* **Recorded data**:

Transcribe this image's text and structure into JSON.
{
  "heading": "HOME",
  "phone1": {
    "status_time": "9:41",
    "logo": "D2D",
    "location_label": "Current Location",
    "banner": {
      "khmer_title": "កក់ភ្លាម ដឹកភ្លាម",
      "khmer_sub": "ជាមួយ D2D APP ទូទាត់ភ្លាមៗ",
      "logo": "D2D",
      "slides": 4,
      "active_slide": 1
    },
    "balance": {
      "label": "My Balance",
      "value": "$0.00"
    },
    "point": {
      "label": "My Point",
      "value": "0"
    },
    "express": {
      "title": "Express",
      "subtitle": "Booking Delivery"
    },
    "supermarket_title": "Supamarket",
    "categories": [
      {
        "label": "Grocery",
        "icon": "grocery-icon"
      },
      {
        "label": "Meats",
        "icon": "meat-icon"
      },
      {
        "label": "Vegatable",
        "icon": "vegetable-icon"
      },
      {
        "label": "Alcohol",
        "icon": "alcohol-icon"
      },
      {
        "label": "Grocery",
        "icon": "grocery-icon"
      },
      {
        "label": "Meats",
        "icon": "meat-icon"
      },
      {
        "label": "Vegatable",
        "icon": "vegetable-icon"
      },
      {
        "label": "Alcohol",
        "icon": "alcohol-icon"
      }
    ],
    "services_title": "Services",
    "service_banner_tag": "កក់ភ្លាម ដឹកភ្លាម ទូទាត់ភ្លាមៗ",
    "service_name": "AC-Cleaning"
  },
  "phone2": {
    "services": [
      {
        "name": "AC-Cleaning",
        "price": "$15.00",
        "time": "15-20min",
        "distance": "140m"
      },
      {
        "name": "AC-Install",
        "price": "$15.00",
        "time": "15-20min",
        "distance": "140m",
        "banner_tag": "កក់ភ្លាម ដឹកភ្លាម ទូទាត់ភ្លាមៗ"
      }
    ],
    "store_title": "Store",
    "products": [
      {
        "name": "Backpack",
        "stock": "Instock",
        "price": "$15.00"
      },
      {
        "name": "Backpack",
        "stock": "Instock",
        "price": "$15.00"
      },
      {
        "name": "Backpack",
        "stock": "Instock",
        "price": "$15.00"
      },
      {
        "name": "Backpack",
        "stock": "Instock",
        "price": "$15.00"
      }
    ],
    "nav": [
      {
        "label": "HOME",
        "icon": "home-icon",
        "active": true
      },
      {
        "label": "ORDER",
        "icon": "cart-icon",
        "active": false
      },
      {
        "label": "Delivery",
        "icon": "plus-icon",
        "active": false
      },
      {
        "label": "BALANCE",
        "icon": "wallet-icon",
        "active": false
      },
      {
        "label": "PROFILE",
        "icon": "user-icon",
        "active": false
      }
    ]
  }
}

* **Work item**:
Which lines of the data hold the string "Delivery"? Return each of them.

* **Answer below**:
      "subtitle": "Booking Delivery"
        "label": "Delivery",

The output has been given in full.